North Carolina’s electric cooperatives are national leaders in utilizing REDLG funds. Twenty-one NC co-ops have tapped the program to channel a total of $70 million to projects across the state, supporting the creation of more than 5,000 jobs.
Four County EMC is another NC leader utilizing REDLG funds and participating in local site readiness projects. The Burgaw-based electric co-op has worked extensively with local governments and economic development organizations to create additional, available property for industrial development in Bladen, Columbus, Duplin, Pender and Sampson counties. Development has included coordinating land acquisition and securing funds for, and facilitating, infrastructure development.
“Over the past nine years, Four County EMC has experienced phenomenal growth with business and industry, with $753.57 million in new investments and more than 810 new jobs,” says Four County EMC Director of Economic & Community Development Jimmy Smith. “Over 20 years, 10 new industrial buildings have been built and occupied by companies.”
New businesses in Four County EMC’s service area include Sue Bee Honey, a honey processing plant; Del-Ton, a rifle manufacturer; Mojotone, a vintage guitar and amplifier manufacturer; and Cardinal Foods, a processing, marketing, and distribution company for fruits and vegetables. An ongoing expansion of Cardinal Foods will create about 50 new jobs and make the company one of the world’s largest sweet potato fry manufacturers.
“The announcement of the Cardinal Foods expansion encompassed many meetings of Wilmington Business Development behind the scenes to bring this project to fruition,” Smith says.
“Site development is all about building public-private partnerships and leveraging the strengths of our communities,” Nance says. “If we’re doing the best we can at this, we’re going to attract more private investment and jobs to our communities — we’re going to be successful.”

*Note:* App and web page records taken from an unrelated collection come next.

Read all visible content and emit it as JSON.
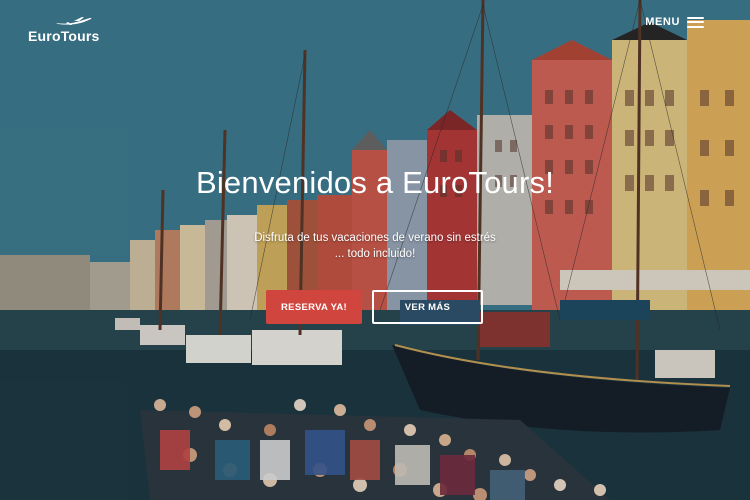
{
  "brand": {
    "name": "EuroTours"
  },
  "nav": {
    "menu_label": "MENU"
  },
  "hero": {
    "title": "Bienvenidos a EuroTours!",
    "subtitle_line1": "Disfruta de tus vacaciones de verano sin estrés",
    "subtitle_line2": "... todo incluido!",
    "primary_button": "RESERVA YA!",
    "secondary_button": "VER MÁS"
  },
  "colors": {
    "primary_button": "#d0463e",
    "text": "#ffffff"
  },
  "icons": {
    "logo": "airplane-icon",
    "menu": "hamburger-icon"
  }
}
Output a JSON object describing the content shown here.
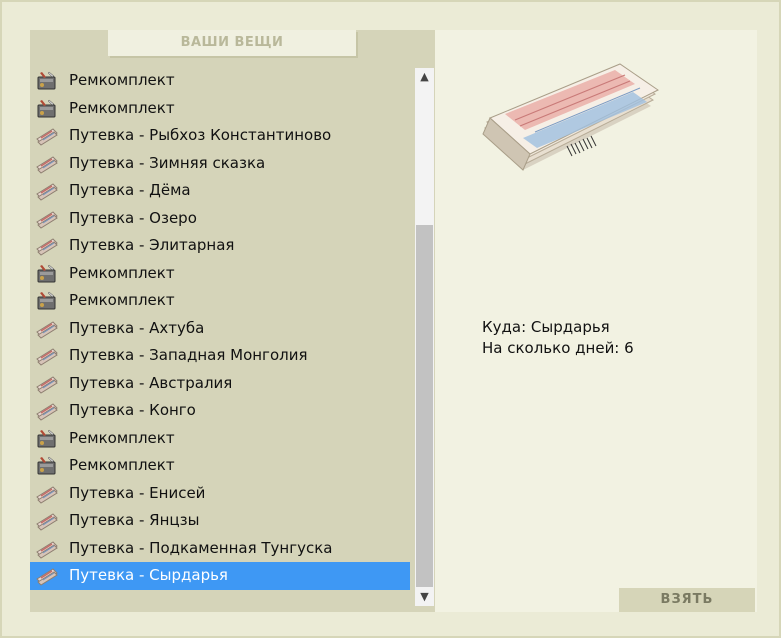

Commitment to community
Site readiness projects are making a big impact on employment and investment in communities, but electric co-ops are also leveraging millions in REDLG funds to improve quality of life in other ways. Community development projects include investments in local emergency medical services, health clinics, hospitals, libraries, schools and volunteer fire departments, to name a few.
Halifax EMC, based in Enfield, provided one such REDLG loan to enable the purchase of a fire and rescue boat for Lake Gaston. Long Bridge Volunteer Fire Department received a 10-year, $150,000 zero-interest loan to purchase the boat, which is the lake’s first of that caliber.
The USDA loan secured by Halifax EMC establishes an ongoing resource to be utilized within Halifax and Warren counties. As the funds are repaid, they will be available for re-loan to assist with future projects in communities served by the co-op.
The loan structure is similar to what CHEC used to fund the Hatteras Village pathway. The co-op’s board of directors voted to provide the funding for an environmental assessment to help kickstart the project, but the bulk of funding came through a $360,000 zero-interest REDLG loan. The loan funded more than a third of the construction project.
“This pathway is a major asset for Hatteras Village, connecting pedestrians to marinas, art galleries, gift shops, and local staples like Village Red & White, Lee Robinson General Store and Sticky Bottom Produce,” says CHEC Director of Public Relations & Marketing Laura Ertle. “We saw the pathway as an opportunity to improve the safety of our local community and support these local businesses — all part of a guiding principle important to all electric co-ops: Commitment to Community.”
Co-ops support their communities